Most Americans consider Russia to be unfriendly to the U.S., but are divided over the merits of President Barack Obama's decision to cancel a September meeting with Russian President Vladimir Putin, according to a new HuffPost/YouGov poll.
Forty-three percent of respondents said they approve and 37 percent said they disapprove of Obama's decision to cancel the one-on-one meetings after Russia granted temporary political asylum to National Security Agency leaker Edward Snowden. Another 21 percent said they weren't sure.
Democrats were the most likely to say they approve of the cancellation (by 60 percent to 21 percent), while pluralities of independents (44 percent to 31 percent) and Republicans (48 percent to 37 percent) said they disapprove.
The White House cited Russia's granting of temporary asylum to Snowden as a factor in its decision to call off the top-level bilateral meeting, along with "lack of progress" on such issues as missile defense, global security and human rights.
A combined 54 percent of Americans said they consider Russia to be either unfriendly to the U.S. (42 percent) or an enemy (12 percent). Five percent said they consider Russia to be an ally, and another 15 percent said the country was friendly. The poll found little partisan division over Russia's status as friend or foe.

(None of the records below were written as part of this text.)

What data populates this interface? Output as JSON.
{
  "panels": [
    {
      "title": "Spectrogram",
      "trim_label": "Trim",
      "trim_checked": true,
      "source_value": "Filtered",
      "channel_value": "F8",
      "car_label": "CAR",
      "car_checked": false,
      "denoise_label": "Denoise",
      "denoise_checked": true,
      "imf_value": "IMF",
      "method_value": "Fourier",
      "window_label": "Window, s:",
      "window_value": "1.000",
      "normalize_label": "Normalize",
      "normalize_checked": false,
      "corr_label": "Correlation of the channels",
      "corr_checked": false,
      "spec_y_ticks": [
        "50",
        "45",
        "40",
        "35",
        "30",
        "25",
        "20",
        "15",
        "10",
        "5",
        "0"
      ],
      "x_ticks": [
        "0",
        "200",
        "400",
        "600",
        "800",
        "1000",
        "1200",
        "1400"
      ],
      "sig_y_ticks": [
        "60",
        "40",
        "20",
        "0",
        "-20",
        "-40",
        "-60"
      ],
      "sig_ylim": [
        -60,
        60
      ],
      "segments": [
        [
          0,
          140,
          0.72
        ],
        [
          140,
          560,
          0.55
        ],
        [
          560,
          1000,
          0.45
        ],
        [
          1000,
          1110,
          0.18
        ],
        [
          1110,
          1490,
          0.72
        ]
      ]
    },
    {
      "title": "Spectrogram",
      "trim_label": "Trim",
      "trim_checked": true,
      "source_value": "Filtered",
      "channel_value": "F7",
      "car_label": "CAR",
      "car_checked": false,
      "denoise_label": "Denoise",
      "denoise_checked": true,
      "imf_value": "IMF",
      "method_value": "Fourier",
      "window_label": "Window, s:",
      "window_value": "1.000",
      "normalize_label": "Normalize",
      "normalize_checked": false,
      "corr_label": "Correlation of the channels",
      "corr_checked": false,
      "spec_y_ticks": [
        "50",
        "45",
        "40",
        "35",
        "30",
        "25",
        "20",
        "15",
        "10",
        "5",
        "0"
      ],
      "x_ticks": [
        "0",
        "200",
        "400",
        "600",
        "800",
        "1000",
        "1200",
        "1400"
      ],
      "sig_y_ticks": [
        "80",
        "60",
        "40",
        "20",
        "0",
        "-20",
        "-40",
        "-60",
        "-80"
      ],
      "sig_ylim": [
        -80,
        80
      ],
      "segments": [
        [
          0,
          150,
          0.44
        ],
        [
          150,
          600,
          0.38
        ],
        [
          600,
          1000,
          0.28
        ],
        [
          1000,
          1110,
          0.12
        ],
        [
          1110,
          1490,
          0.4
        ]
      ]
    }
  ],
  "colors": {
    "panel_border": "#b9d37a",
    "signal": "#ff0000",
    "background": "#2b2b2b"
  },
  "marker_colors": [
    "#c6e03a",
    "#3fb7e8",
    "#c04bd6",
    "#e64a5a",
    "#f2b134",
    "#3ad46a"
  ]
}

Although the vast majority of poll respondents said they had heard a lot (48 percent) or at least a little (40 percent) about Snowden's asylum, Russia's status in their minds as unfriendly preceded that Aug. 1 decision. A YouGov/Economist poll conducted July 13-15 found that a combined 50 percent said Russia was unfriendly (36 percent) or an enemy (14 percent).
The new HuffPost/YouGov poll was conducted Aug. 7-8 among 1,000 adults using a sample selected from YouGov's opt-in online panel to match the demographics and other characteristics of the adult U.S. population. Factors considered include age, race, gender, education, employment, income, marital status, number of children, voter registration, time and location of Internet access, interest in politics, religion and church attendance.